In the past few months, READ project partners from CITlab at the Universität Rostock and the PRHLT Research Centre at the Universitat Politècnica de València have generated impressive results worthy of competition prizes and conference awards.
The International Conference on Document Analysis and Recognition (ICDAR), which this year took place in Tokyo, is one of the biggest conferences in the field and was the site of two significant successes for the READ project.
Joan Puigcerver (PRHLT Research Centre, Universitat Politècnica de València) won the conference award for ‘Best Student Paper’ , which was entitled ‘Are Multidimensional Recurrent Layers Really Necessary for Handwritten Text Recognition?’. Multidimensional Long Short-Term Memory (MLSTM) units have been widely used for HTR in recent years. Multidimensional LSTM is a powerful form of machine learning which is capable of processing images of any size. However, these units are much slower than other architectures and require a large amount of memory. The paper argued that MLSTM units may not be necessary for HTR after all, and proposed a cheaper architecture which is able to outperform the state-of-the-art MDLSTM model and significantly reduce the amount of time needed to train a model to read and process a set of handwritten documents.
Another achievement at ICDAR 2017 came from Tobias Grüning (CITlab, Universität Rostock) who won the Competition on Layout Analysis for Challenging Medieval Manuscripts. Layout Analysis is an important part of HTR since the latter technology requires lines of text in an image to be accurately matched with lines of transcribed text. This competition was organised by the Document, Image and Voice Analysis (DIVA) research group at the University of Fribourg. The competition required participants to analyse the layout and find the text lines in a challenging dataset of medieval manuscripts with complex layouts which included marginal and interlinear additions and corrections. Grüning and his team focused on the detection of lines of text and won two out of three tasks in this competition. Their effective layout analysis technology is now available in our Transkribus platform (choose ‘CITlab advanced’ in the ‘Layout Analysis’ section of the ‘Tools’ tab). As the below image shows, this technology can cope well with the complications common in medieval documents!

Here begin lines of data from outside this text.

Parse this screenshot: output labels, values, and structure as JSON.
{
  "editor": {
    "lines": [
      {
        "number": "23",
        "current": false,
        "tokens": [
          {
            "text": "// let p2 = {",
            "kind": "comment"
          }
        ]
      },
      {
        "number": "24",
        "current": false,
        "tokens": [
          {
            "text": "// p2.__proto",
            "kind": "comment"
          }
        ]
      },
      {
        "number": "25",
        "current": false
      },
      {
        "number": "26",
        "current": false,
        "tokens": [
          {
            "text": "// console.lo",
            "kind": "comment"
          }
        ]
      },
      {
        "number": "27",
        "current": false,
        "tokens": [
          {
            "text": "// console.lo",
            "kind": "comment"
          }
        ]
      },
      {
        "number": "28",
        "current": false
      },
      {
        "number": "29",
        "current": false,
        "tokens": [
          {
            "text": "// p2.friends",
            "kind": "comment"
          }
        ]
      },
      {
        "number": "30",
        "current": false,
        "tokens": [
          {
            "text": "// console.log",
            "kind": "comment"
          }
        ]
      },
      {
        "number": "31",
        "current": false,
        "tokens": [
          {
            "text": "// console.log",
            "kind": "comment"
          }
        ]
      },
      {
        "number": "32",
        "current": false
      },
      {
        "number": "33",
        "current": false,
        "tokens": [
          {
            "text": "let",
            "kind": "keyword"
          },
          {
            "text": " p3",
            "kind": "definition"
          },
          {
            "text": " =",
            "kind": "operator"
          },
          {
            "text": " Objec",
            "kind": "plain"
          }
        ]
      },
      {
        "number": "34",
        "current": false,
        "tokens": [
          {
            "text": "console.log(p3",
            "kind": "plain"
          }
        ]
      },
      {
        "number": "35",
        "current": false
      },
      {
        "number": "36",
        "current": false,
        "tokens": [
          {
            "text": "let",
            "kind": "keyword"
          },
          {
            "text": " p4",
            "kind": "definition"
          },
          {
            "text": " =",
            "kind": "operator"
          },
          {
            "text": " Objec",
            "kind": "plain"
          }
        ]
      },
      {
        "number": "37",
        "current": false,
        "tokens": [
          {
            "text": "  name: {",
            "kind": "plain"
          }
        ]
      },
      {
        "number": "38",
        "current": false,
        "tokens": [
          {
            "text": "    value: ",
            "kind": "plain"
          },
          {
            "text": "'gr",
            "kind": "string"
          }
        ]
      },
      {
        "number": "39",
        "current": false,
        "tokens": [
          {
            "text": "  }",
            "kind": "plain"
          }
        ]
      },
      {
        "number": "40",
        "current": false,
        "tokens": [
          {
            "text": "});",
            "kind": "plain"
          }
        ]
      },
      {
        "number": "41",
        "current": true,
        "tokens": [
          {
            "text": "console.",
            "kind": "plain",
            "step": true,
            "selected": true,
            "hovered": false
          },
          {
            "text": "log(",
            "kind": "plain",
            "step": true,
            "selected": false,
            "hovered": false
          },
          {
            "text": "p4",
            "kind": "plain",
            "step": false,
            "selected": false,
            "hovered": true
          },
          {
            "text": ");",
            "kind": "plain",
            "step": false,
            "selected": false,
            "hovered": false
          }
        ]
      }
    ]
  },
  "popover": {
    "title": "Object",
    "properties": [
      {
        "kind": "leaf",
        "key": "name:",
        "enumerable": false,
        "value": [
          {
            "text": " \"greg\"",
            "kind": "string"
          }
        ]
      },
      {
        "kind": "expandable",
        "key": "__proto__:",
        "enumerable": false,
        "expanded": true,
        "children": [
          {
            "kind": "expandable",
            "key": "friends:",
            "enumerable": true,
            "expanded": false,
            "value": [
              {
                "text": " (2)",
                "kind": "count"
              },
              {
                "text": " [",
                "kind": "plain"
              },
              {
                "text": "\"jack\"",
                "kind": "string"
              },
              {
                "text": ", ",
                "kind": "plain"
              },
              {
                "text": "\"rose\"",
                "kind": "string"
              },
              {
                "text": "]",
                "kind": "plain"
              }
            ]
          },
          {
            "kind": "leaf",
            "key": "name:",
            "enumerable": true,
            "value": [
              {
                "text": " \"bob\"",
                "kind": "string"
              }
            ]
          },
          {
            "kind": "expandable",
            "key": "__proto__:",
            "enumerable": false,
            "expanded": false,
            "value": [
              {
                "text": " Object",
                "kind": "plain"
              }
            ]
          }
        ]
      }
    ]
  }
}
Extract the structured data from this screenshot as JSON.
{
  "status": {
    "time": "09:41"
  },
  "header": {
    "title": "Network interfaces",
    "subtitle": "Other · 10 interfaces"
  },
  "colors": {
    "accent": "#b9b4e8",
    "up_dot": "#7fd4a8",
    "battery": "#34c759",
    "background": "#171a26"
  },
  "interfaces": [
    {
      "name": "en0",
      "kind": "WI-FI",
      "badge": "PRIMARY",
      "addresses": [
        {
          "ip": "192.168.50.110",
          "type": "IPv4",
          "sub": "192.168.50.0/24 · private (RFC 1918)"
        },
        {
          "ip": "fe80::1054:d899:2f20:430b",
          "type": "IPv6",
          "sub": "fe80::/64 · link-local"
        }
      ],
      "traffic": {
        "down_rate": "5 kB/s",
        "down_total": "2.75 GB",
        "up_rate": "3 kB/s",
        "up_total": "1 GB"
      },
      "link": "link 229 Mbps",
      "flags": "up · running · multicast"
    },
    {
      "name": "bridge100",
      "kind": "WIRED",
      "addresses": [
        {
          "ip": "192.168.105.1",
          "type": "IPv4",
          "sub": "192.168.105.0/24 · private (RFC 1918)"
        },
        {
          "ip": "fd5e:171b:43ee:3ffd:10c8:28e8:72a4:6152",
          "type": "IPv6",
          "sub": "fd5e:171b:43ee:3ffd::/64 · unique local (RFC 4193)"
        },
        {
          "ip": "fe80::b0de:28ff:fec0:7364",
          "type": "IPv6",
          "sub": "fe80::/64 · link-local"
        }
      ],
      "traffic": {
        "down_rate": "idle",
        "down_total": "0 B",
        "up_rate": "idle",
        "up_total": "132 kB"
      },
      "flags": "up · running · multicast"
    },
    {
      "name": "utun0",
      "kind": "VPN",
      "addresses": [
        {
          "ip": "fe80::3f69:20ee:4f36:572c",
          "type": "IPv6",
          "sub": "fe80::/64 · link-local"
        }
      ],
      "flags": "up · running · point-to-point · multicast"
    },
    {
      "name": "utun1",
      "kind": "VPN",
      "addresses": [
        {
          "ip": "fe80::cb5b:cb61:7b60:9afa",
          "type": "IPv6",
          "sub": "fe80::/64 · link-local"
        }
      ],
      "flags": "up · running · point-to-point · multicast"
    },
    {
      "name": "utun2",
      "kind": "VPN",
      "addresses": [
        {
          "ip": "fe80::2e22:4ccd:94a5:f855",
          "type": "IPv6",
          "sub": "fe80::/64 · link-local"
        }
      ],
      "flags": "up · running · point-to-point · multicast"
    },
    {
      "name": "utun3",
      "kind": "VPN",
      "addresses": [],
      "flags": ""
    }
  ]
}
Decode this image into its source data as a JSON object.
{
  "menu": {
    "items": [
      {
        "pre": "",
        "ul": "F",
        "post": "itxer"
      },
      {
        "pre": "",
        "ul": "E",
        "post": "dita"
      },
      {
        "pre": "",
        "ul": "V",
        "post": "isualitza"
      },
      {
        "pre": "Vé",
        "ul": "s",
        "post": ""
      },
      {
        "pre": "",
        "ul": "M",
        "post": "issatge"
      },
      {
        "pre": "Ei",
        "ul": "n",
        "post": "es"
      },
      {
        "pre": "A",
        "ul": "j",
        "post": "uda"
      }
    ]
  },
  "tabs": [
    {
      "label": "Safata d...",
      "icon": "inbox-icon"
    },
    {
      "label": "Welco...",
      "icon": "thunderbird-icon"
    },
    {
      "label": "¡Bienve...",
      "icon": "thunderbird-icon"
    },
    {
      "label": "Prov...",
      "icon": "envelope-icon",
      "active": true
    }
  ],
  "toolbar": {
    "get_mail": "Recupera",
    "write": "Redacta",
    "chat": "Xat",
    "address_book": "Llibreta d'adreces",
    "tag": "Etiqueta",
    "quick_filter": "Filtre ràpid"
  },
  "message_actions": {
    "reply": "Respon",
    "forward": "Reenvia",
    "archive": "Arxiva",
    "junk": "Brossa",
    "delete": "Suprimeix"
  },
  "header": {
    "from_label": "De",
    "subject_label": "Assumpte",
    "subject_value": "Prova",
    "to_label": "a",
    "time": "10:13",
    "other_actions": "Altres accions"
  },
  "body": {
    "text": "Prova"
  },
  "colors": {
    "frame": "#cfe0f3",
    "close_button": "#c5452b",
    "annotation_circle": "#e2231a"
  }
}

Our last achievement to mention came from Tobias Strauss (CITlab, Universität Rostock). He led his team to win a competition on Information Extraction in Historical Handwritten Records. The task was to extract information from handwritten marriage licenses such as names, locations and occupations and then assign this information to the corresponding persons whether they were husband, wife or father of the bride. The team worked to extract and match this information from entire lines of text. This work was done with the same functionality that is now integrated in Transkribus as part of our new Keyword Spotting tool. Keyword Spotting is a powerful form of keyword searching where the technology analyses images of writing, rather than searching through transcriptions of these words generated either by humans or computers. This tool could therefore facilitate the searching of huge collections that have not yet been transcribed.
These accomplishments demonstrate that the READ project is at the cutting-edge in the developing field of HTR. We are proud to make such innovations available in Transkribus, allowing our users to automatically transcribe and search all kinds of handwritten historical documents.